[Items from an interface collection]

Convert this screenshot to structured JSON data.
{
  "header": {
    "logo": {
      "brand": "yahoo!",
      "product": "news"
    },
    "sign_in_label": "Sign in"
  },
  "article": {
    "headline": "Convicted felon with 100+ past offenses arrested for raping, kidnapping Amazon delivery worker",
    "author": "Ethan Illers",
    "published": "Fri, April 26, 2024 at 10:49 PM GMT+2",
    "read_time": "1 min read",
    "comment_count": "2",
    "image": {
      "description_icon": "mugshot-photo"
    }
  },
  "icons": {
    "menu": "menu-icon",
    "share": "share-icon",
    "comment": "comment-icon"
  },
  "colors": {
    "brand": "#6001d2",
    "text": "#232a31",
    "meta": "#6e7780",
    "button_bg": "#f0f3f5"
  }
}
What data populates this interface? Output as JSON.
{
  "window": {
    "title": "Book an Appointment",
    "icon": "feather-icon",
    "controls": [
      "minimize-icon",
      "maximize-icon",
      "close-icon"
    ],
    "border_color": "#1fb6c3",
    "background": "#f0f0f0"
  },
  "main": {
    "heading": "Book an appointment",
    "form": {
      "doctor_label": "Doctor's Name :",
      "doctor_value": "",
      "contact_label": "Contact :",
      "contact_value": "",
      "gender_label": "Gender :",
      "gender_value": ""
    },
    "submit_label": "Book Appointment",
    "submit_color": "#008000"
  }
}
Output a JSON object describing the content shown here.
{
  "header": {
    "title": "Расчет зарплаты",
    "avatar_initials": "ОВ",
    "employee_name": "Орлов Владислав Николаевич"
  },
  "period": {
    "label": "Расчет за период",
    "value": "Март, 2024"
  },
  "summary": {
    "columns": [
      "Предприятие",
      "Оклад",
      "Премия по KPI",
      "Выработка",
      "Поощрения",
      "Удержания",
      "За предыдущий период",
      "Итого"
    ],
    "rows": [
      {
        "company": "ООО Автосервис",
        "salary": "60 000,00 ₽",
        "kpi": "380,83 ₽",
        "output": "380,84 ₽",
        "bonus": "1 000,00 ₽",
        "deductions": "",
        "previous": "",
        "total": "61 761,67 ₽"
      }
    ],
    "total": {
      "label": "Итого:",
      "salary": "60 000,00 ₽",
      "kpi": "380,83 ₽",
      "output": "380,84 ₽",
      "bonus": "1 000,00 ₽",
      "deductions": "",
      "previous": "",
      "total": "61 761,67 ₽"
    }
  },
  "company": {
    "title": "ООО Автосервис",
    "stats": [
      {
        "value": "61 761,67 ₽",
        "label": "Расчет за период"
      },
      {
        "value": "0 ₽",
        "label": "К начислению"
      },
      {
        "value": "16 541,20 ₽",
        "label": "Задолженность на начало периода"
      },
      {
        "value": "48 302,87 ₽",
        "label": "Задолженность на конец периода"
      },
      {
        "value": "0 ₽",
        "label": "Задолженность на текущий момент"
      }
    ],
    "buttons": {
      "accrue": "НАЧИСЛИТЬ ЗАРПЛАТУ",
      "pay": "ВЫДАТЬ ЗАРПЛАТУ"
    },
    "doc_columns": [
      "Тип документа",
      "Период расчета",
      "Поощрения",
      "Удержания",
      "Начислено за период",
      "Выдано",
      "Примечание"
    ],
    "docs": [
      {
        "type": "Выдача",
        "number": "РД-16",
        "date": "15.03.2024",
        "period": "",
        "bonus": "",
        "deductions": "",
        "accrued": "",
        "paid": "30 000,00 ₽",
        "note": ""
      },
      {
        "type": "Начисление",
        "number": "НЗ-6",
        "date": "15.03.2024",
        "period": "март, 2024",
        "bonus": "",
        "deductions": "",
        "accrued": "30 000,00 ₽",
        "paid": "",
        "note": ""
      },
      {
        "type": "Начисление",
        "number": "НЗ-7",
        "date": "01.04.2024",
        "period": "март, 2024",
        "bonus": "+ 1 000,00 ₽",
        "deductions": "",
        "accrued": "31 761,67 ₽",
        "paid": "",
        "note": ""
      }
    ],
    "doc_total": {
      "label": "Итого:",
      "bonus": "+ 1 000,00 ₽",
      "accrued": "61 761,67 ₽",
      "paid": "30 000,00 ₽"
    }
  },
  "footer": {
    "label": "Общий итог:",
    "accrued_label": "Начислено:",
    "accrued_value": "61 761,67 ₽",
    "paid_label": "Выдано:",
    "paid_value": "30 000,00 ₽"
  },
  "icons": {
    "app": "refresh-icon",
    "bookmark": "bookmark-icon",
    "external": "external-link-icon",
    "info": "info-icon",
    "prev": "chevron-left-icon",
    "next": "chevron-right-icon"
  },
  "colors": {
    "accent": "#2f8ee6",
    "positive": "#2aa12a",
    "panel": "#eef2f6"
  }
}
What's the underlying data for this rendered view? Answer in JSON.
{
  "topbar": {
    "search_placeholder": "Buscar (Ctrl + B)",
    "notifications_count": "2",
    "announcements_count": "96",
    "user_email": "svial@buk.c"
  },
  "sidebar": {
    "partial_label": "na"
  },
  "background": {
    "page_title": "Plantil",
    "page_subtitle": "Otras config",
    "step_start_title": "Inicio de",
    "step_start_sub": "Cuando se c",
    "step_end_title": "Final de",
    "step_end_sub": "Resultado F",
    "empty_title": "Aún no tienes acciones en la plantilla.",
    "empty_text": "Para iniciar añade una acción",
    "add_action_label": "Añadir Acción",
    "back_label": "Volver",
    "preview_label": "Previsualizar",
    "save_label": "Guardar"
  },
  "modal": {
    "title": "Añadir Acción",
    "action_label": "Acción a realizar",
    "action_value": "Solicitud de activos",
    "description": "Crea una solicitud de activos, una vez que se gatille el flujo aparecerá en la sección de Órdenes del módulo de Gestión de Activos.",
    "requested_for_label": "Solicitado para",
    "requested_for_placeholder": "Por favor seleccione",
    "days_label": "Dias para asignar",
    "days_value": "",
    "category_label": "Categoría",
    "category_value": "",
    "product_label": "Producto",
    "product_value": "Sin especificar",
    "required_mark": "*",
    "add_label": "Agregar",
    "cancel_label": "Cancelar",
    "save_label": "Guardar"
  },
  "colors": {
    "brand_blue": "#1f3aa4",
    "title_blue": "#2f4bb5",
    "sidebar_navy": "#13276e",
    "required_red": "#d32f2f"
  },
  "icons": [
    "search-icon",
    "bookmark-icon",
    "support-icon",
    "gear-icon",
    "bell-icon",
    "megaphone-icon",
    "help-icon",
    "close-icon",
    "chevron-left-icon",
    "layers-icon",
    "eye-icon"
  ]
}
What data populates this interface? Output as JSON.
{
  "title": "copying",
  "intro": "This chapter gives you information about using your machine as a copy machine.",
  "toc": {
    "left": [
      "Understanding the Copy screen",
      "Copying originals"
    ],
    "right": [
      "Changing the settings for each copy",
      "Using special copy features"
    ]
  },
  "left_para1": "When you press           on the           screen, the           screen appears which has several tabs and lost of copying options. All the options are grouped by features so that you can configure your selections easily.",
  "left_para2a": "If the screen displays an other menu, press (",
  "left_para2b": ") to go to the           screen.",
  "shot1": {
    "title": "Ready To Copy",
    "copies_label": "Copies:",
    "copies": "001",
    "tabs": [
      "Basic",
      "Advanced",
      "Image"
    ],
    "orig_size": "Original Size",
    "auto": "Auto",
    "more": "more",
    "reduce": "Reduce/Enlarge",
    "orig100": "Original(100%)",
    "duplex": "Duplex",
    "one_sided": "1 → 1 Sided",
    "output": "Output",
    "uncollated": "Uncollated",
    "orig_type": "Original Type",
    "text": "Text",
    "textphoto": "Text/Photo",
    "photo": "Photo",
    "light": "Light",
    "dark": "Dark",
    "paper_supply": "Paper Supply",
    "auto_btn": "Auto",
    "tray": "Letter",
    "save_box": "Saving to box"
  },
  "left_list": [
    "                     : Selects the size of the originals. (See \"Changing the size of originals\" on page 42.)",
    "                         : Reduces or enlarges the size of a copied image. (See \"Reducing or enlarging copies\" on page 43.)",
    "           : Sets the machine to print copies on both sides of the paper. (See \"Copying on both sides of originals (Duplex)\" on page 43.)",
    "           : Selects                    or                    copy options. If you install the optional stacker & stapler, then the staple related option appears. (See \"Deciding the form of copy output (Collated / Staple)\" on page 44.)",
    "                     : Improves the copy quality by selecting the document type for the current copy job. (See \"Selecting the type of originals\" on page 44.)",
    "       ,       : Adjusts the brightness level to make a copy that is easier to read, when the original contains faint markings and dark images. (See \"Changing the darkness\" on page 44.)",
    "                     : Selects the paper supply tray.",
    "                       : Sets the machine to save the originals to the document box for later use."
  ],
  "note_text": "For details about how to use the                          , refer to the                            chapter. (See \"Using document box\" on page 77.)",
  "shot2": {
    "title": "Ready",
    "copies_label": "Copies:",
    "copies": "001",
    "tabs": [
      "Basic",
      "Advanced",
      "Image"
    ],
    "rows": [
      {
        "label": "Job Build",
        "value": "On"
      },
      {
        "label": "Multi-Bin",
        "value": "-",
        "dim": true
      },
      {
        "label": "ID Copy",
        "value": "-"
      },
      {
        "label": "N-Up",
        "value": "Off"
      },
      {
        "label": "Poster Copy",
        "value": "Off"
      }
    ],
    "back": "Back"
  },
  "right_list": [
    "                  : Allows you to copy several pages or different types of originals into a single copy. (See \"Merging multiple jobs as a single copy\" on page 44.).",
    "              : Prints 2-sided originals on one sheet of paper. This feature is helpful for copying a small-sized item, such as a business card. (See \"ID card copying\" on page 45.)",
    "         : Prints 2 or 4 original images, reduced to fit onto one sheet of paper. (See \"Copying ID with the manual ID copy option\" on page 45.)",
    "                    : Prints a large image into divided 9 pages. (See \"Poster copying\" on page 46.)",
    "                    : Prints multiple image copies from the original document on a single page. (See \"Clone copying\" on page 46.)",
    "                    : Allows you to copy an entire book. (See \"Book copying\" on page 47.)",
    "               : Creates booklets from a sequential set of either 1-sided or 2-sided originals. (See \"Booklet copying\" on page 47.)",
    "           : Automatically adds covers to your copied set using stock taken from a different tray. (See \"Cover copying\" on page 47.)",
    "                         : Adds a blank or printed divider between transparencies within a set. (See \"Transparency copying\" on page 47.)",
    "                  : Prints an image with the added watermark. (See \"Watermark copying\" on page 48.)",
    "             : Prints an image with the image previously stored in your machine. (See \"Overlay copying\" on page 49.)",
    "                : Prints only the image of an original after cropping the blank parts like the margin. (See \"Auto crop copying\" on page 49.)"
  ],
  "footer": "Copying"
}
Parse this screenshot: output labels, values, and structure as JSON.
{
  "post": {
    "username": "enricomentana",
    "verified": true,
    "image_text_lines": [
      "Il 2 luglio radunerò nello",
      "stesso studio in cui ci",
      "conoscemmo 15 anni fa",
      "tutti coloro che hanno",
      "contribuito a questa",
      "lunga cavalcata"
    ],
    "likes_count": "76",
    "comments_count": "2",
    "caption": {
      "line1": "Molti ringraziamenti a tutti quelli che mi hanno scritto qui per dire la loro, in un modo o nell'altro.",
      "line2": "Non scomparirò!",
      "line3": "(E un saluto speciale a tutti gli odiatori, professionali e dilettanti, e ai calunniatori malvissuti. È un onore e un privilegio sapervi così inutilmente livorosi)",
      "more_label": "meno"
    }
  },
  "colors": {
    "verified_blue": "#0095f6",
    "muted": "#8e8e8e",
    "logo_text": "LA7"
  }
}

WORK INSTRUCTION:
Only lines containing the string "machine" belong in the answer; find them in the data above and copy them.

PROBLEM SOLUTION:
  "intro": "This chapter gives you information about using your machine as a copy machine.",
    "           : Sets the machine to print copies on both sides of the paper. (See \"Copying on both sides of originals (Duplex)\" on page 43.)",
    "                       : Sets the machine to save the originals to the document box for later use."
    "             : Prints an image with the image previously stored in your machine. (See \"Overlay copying\" on page 49.)",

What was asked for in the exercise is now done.